[[ MATERIAL FOR THE TASK, beginning ]]

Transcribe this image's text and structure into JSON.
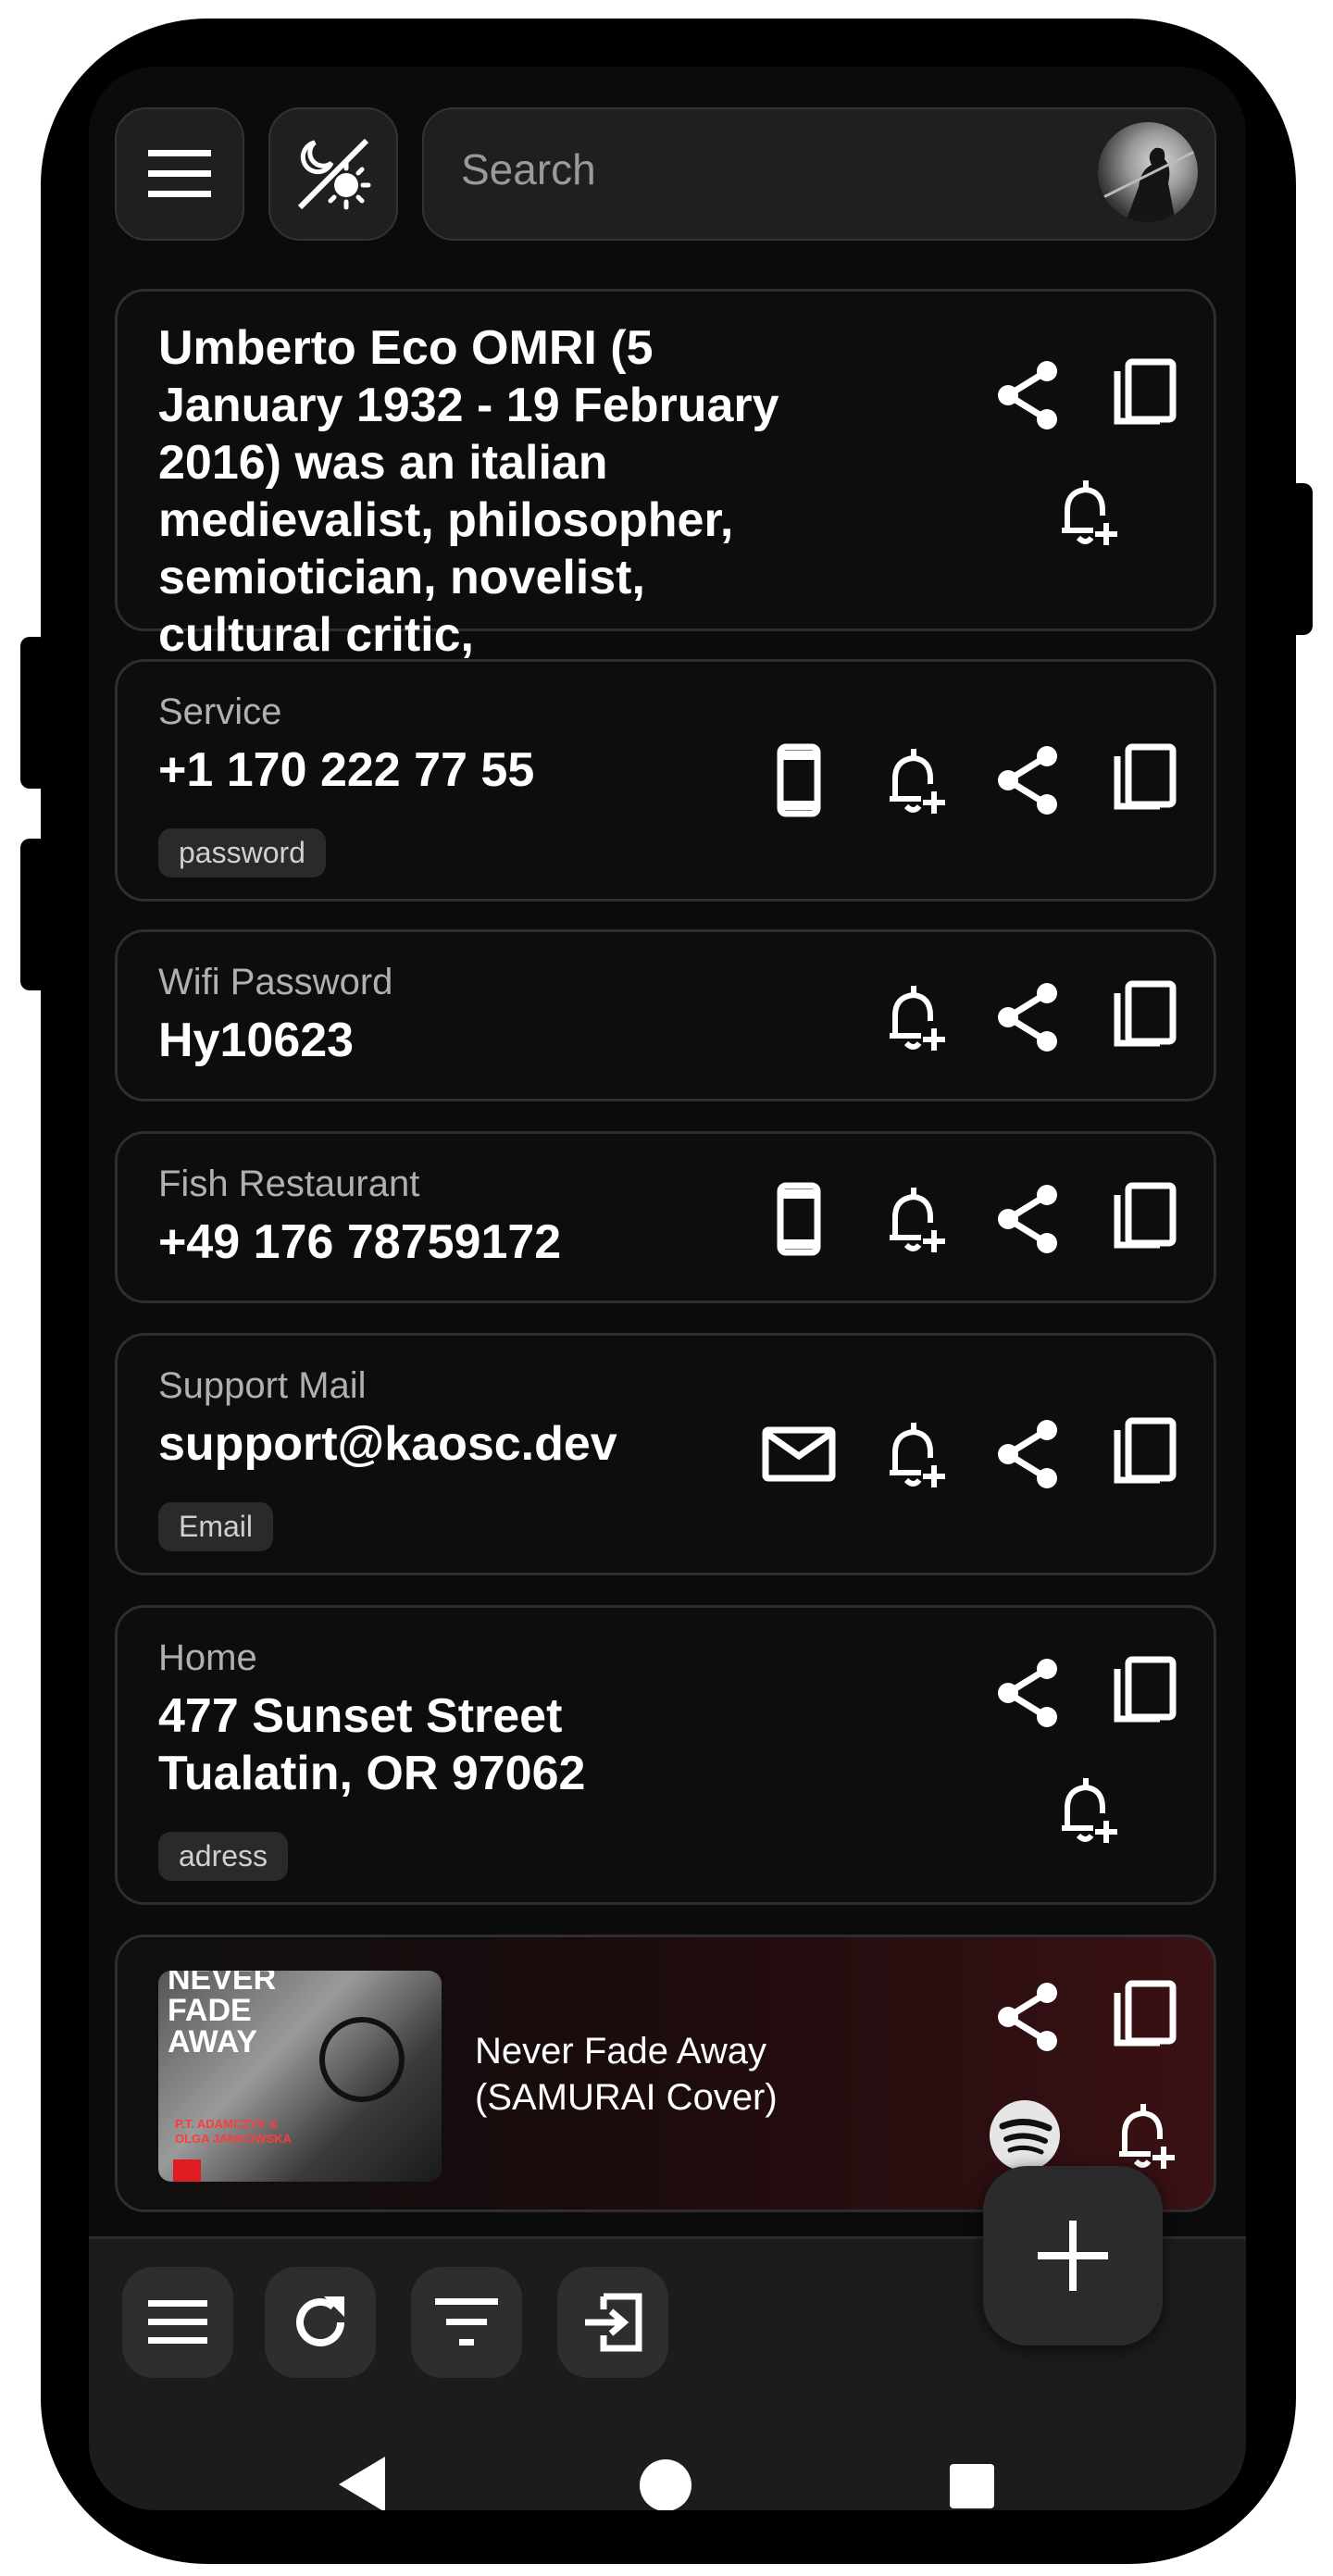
{
  "topbar": {
    "search_placeholder": "Search"
  },
  "cards": [
    {
      "label": "",
      "value": "Umberto Eco OMRI (5 January 1932 - 19 February 2016) was an italian medievalist, philosopher, semiotician, novelist, cultural critic,",
      "chip": ""
    },
    {
      "label": "Service",
      "value": "+1 170 222 77 55",
      "chip": "password"
    },
    {
      "label": "Wifi Password",
      "value": "Hy10623",
      "chip": ""
    },
    {
      "label": "Fish Restaurant",
      "value": "+49 176 78759172",
      "chip": ""
    },
    {
      "label": "Support Mail",
      "value": "support@kaosc.dev",
      "chip": "Email"
    },
    {
      "label": "Home",
      "value": "477 Sunset Street Tualatin, OR 97062",
      "chip": "adress"
    },
    {
      "label": "",
      "value": "Never Fade Away (SAMURAI Cover)",
      "chip": ""
    }
  ],
  "album_art": {
    "title_text": "NEVER FADE AWAY",
    "artist_text": "P.T. ADAMCZYK & OLGA JANKOWSKA"
  },
  "colors": {
    "background": "#0b0b0b",
    "card_border": "#2e2e2e",
    "music_card": "#3a1114",
    "spotify_icon": "#e6e6e6"
  },
  "icons": [
    "menu-icon",
    "theme-toggle-icon",
    "share-icon",
    "copy-icon",
    "bell-plus-icon",
    "phone-icon",
    "mail-icon",
    "spotify-icon",
    "refresh-icon",
    "filter-icon",
    "login-icon",
    "plus-icon",
    "back-icon",
    "home-icon",
    "recents-icon"
  ]
}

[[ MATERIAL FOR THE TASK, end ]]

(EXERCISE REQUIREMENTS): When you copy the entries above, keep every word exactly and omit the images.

(THE COMPLETED TASK):
Transcribe this image's text and structure into JSON.
{
  "topbar": {
    "search_placeholder": "Search"
  },
  "cards": [
    {
      "label": "",
      "value": "Umberto Eco OMRI (5 January 1932 - 19 February 2016) was an italian medievalist, philosopher, semiotician, novelist, cultural critic,",
      "chip": ""
    },
    {
      "label": "Service",
      "value": "+1 170 222 77 55",
      "chip": "password"
    },
    {
      "label": "Wifi Password",
      "value": "Hy10623",
      "chip": ""
    },
    {
      "label": "Fish Restaurant",
      "value": "+49 176 78759172",
      "chip": ""
    },
    {
      "label": "Support Mail",
      "value": "support@kaosc.dev",
      "chip": "Email"
    },
    {
      "label": "Home",
      "value": "477 Sunset Street Tualatin, OR 97062",
      "chip": "adress"
    },
    {
      "label": "",
      "value": "Never Fade Away (SAMURAI Cover)",
      "chip": ""
    }
  ],
  "album_art": {
    "title_text": "NEVER FADE AWAY",
    "artist_text": "P.T. ADAMCZYK & OLGA JANKOWSKA"
  },
  "colors": {
    "background": "#0b0b0b",
    "card_border": "#2e2e2e",
    "music_card": "#3a1114",
    "spotify_icon": "#e6e6e6"
  },
  "icons": [
    "menu-icon",
    "theme-toggle-icon",
    "share-icon",
    "copy-icon",
    "bell-plus-icon",
    "phone-icon",
    "mail-icon",
    "spotify-icon",
    "refresh-icon",
    "filter-icon",
    "login-icon",
    "plus-icon",
    "back-icon",
    "home-icon",
    "recents-icon"
  ]
}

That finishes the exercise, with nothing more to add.